Data excerpts
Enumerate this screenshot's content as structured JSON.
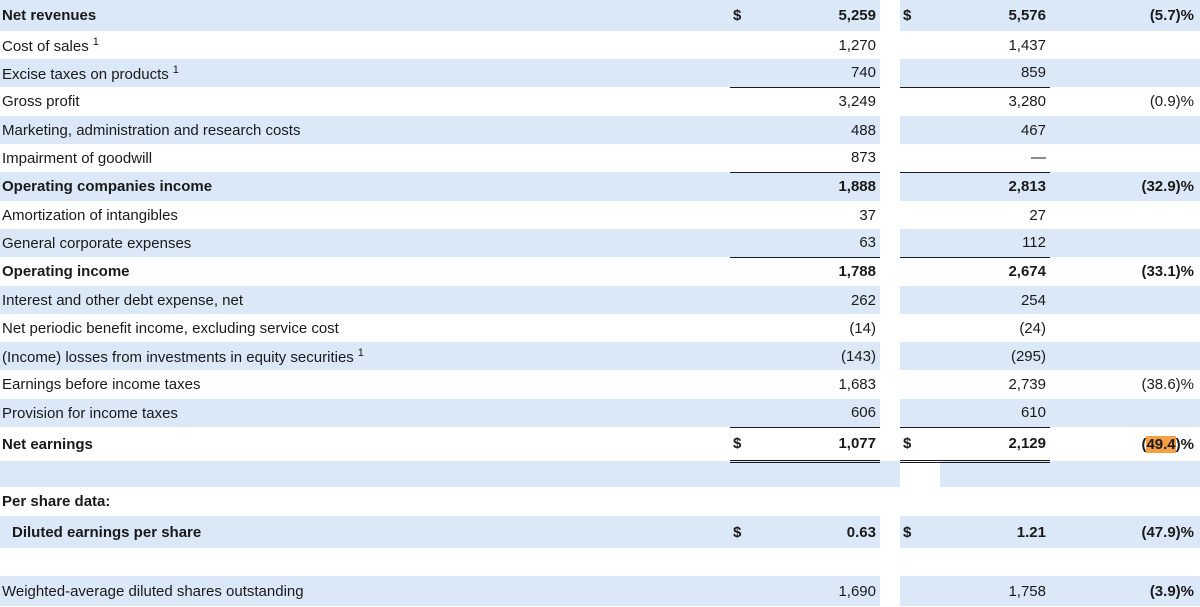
{
  "rows": [
    {
      "label": "Net revenues",
      "sup": "",
      "cur1": "$",
      "v1": "5,259",
      "cur2": "$",
      "v2": "5,576",
      "pct": "(5.7)%"
    },
    {
      "label": "Cost of sales",
      "sup": "1",
      "cur1": "",
      "v1": "1,270",
      "cur2": "",
      "v2": "1,437",
      "pct": ""
    },
    {
      "label": "Excise taxes on products",
      "sup": "1",
      "cur1": "",
      "v1": "740",
      "cur2": "",
      "v2": "859",
      "pct": ""
    },
    {
      "label": "Gross profit",
      "sup": "",
      "cur1": "",
      "v1": "3,249",
      "cur2": "",
      "v2": "3,280",
      "pct": "(0.9)%"
    },
    {
      "label": "Marketing, administration and research costs",
      "sup": "",
      "cur1": "",
      "v1": "488",
      "cur2": "",
      "v2": "467",
      "pct": ""
    },
    {
      "label": "Impairment of goodwill",
      "sup": "",
      "cur1": "",
      "v1": "873",
      "cur2": "",
      "v2": "—",
      "pct": ""
    },
    {
      "label": "Operating companies income",
      "sup": "",
      "cur1": "",
      "v1": "1,888",
      "cur2": "",
      "v2": "2,813",
      "pct": "(32.9)%"
    },
    {
      "label": "Amortization of intangibles",
      "sup": "",
      "cur1": "",
      "v1": "37",
      "cur2": "",
      "v2": "27",
      "pct": ""
    },
    {
      "label": "General corporate expenses",
      "sup": "",
      "cur1": "",
      "v1": "63",
      "cur2": "",
      "v2": "112",
      "pct": ""
    },
    {
      "label": "Operating income",
      "sup": "",
      "cur1": "",
      "v1": "1,788",
      "cur2": "",
      "v2": "2,674",
      "pct": "(33.1)%"
    },
    {
      "label": "Interest and other debt expense, net",
      "sup": "",
      "cur1": "",
      "v1": "262",
      "cur2": "",
      "v2": "254",
      "pct": ""
    },
    {
      "label": "Net periodic benefit income, excluding service cost",
      "sup": "",
      "cur1": "",
      "v1": "(14)",
      "cur2": "",
      "v2": "(24)",
      "pct": ""
    },
    {
      "label": "(Income) losses from investments in equity securities",
      "sup": "1",
      "cur1": "",
      "v1": "(143)",
      "cur2": "",
      "v2": "(295)",
      "pct": ""
    },
    {
      "label": "Earnings before income taxes",
      "sup": "",
      "cur1": "",
      "v1": "1,683",
      "cur2": "",
      "v2": "2,739",
      "pct": "(38.6)%"
    },
    {
      "label": "Provision for income taxes",
      "sup": "",
      "cur1": "",
      "v1": "606",
      "cur2": "",
      "v2": "610",
      "pct": ""
    },
    {
      "label": "Net earnings",
      "sup": "",
      "cur1": "$",
      "v1": "1,077",
      "cur2": "$",
      "v2": "2,129",
      "pct_open": "(",
      "pct_highlight": "49.4",
      "pct_close": ")%"
    }
  ],
  "per_share": {
    "heading": "Per share data:",
    "diluted": {
      "label": "Diluted earnings per share",
      "cur1": "$",
      "v1": "0.63",
      "cur2": "$",
      "v2": "1.21",
      "pct": "(47.9)%"
    }
  },
  "shares": {
    "label": "Weighted-average diluted shares outstanding",
    "v1": "1,690",
    "v2": "1,758",
    "pct": "(3.9)%"
  }
}
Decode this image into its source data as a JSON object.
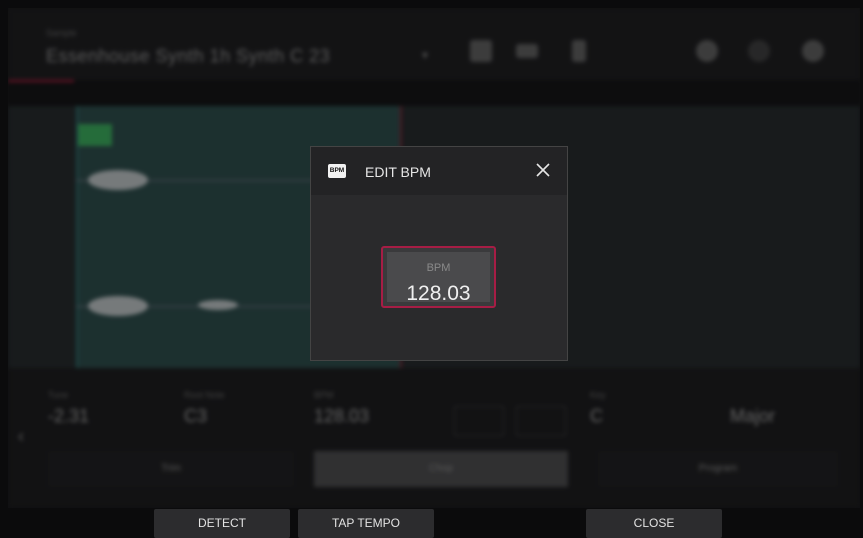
{
  "background": {
    "program": {
      "small_label": "Sample",
      "name": "Essenhouse Synth 1h Synth C 23"
    },
    "params": [
      {
        "label": "Tune",
        "value": "-2.31"
      },
      {
        "label": "Root Note",
        "value": "C3"
      },
      {
        "label": "BPM",
        "value": "128.03"
      },
      {
        "label": "Key",
        "value": "C"
      },
      {
        "label": "",
        "value": "Major"
      }
    ],
    "tabs": [
      "Trim",
      "Chop",
      "Program"
    ]
  },
  "dialog": {
    "icon_text": "BPM",
    "title": "EDIT BPM",
    "field_label": "BPM",
    "field_value": "128.03"
  },
  "footer": {
    "detect": "DETECT",
    "tap_tempo": "TAP TEMPO",
    "close": "CLOSE"
  },
  "colors": {
    "accent": "#a61d45",
    "dialog_bg": "#2a2a2c",
    "marker_green": "#3aa65a"
  }
}
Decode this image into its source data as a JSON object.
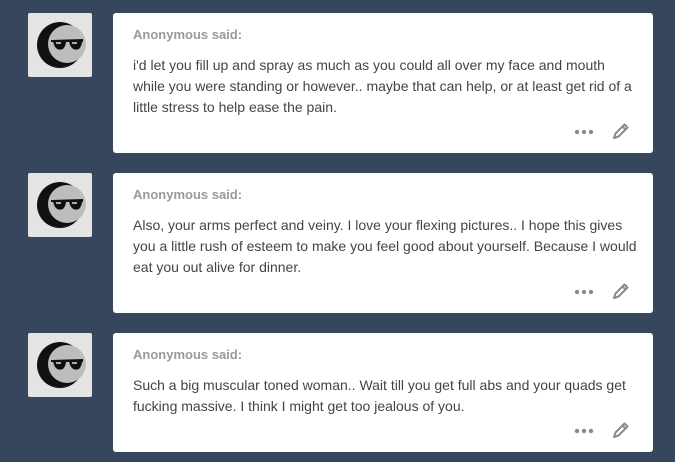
{
  "posts": [
    {
      "asker": "Anonymous said:",
      "body": "i'd let you fill up and spray as much as you could all over my face and mouth while you were standing or however.. maybe that can help, or at least get rid of a little stress to help ease the pain.",
      "avatar_icon": "sunglasses-moon-icon",
      "actions": [
        "more-icon",
        "edit-pencil-icon"
      ]
    },
    {
      "asker": "Anonymous said:",
      "body": "Also, your arms perfect and veiny. I love your flexing pictures.. I hope this gives you a little rush of esteem to make you feel good about yourself. Because I would eat you out alive for dinner.",
      "avatar_icon": "sunglasses-moon-icon",
      "actions": [
        "more-icon",
        "edit-pencil-icon"
      ]
    },
    {
      "asker": "Anonymous said:",
      "body": "Such a big muscular toned woman.. Wait till you get full abs and your quads get fucking massive. I think I might get too jealous of you.",
      "avatar_icon": "sunglasses-moon-icon",
      "actions": [
        "more-icon",
        "edit-pencil-icon"
      ]
    }
  ],
  "colors": {
    "background": "#36465d",
    "card": "#ffffff",
    "asker_text": "#9a9a9a",
    "body_text": "#444444",
    "icon": "#8a8a8a"
  }
}
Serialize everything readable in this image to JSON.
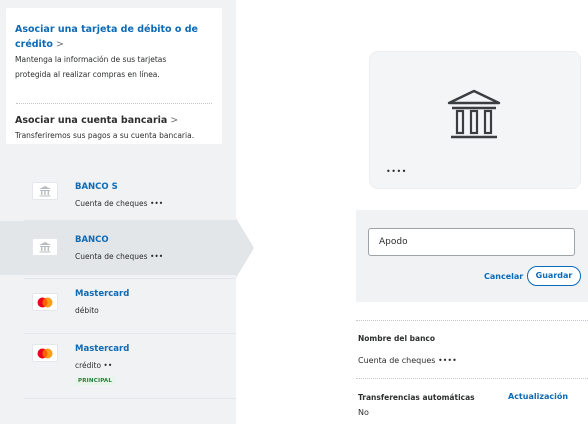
{
  "link_card": {
    "debit_title_line1": "Asociar una tarjeta de débito o de",
    "debit_title_line2": "crédito",
    "debit_desc_line1": "Mantenga la información de sus tarjetas",
    "debit_desc_line2": "protegida al realizar compras en línea.",
    "bank_title": "Asociar una cuenta bancaria",
    "bank_desc": "Transferiremos sus pagos a su cuenta bancaria.",
    "chevron": ">"
  },
  "accounts": [
    {
      "name": "BANCO S",
      "sub": "Cuenta de cheques •••",
      "icon": "bank-icon"
    },
    {
      "name": "BANCO",
      "sub": "Cuenta de cheques •••",
      "icon": "bank-icon"
    },
    {
      "name": "Mastercard",
      "sub": "débito",
      "icon": "mastercard-icon"
    },
    {
      "name": "Mastercard",
      "sub": "crédito ••",
      "icon": "mastercard-icon",
      "badge": "PRINCIPAL"
    }
  ],
  "detail": {
    "card_mask": "••••",
    "nickname_placeholder": "Apodo",
    "cancel_label": "Cancelar",
    "save_label": "Guardar",
    "bank_name_label": "Nombre del banco",
    "account_type": "Cuenta de cheques ••••",
    "auto_transfers_label": "Transferencias automáticas",
    "auto_transfers_value": "No",
    "auto_transfers_link": "Actualización"
  },
  "colors": {
    "link_blue": "#0c6ab7",
    "panel_gray": "#f1f2f4",
    "selected_gray": "#e3e6e9"
  }
}
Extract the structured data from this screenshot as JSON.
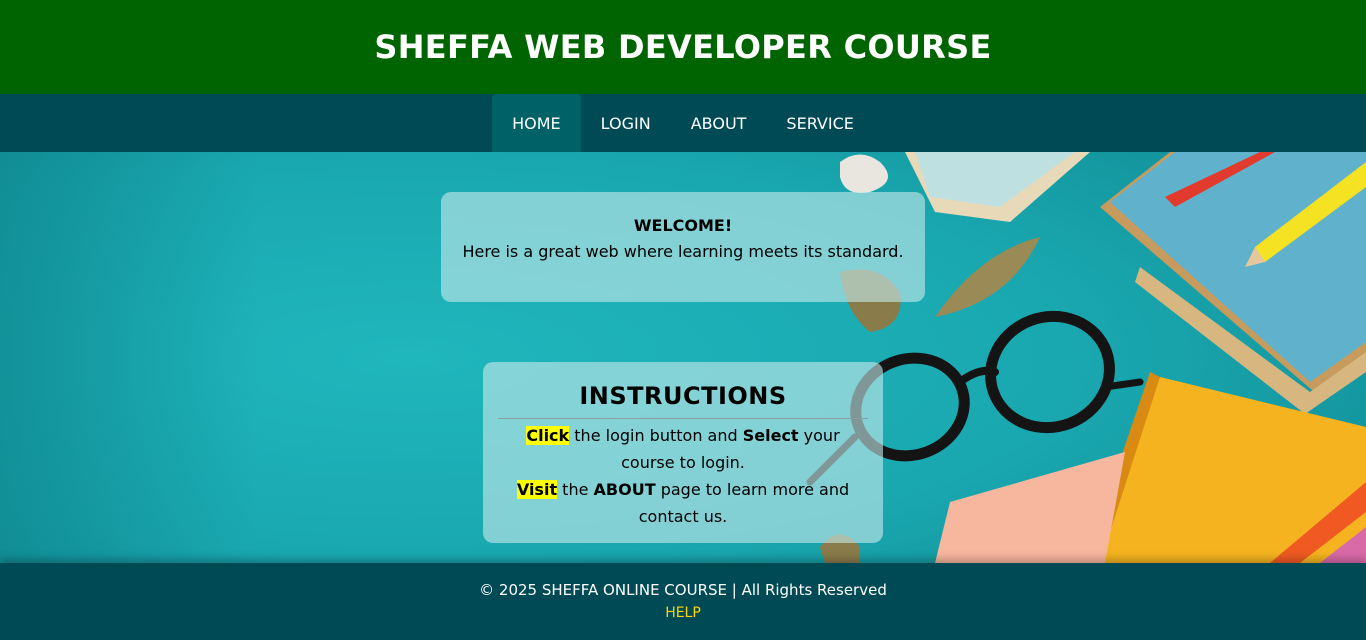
{
  "header": {
    "title": "SHEFFA WEB DEVELOPER COURSE"
  },
  "nav": {
    "items": [
      {
        "label": "HOME",
        "active": true
      },
      {
        "label": "LOGIN"
      },
      {
        "label": "ABOUT"
      },
      {
        "label": "SERVICE"
      }
    ]
  },
  "welcome": {
    "title": "WELCOME!",
    "text": "Here is a great web where learning meets its standard."
  },
  "instructions": {
    "title": "INSTRUCTIONS",
    "line1": {
      "highlight": "Click",
      "text_a": " the login button and ",
      "bold": "Select",
      "text_b": " your course to login."
    },
    "line2": {
      "highlight": "Visit",
      "text_a": " the ",
      "bold": "ABOUT",
      "text_b": " page to learn more and contact us."
    }
  },
  "footer": {
    "copyright": "© 2025 SHEFFA ONLINE COURSE | All Rights Reserved",
    "help": "HELP"
  },
  "colors": {
    "header_bg": "#006400",
    "nav_bg": "#004a55",
    "nav_active_bg": "#006266",
    "highlight": "#ffff00",
    "help_link": "#ffd700"
  }
}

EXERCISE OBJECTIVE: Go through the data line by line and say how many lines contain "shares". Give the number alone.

WRITTEN SOLUTION: 2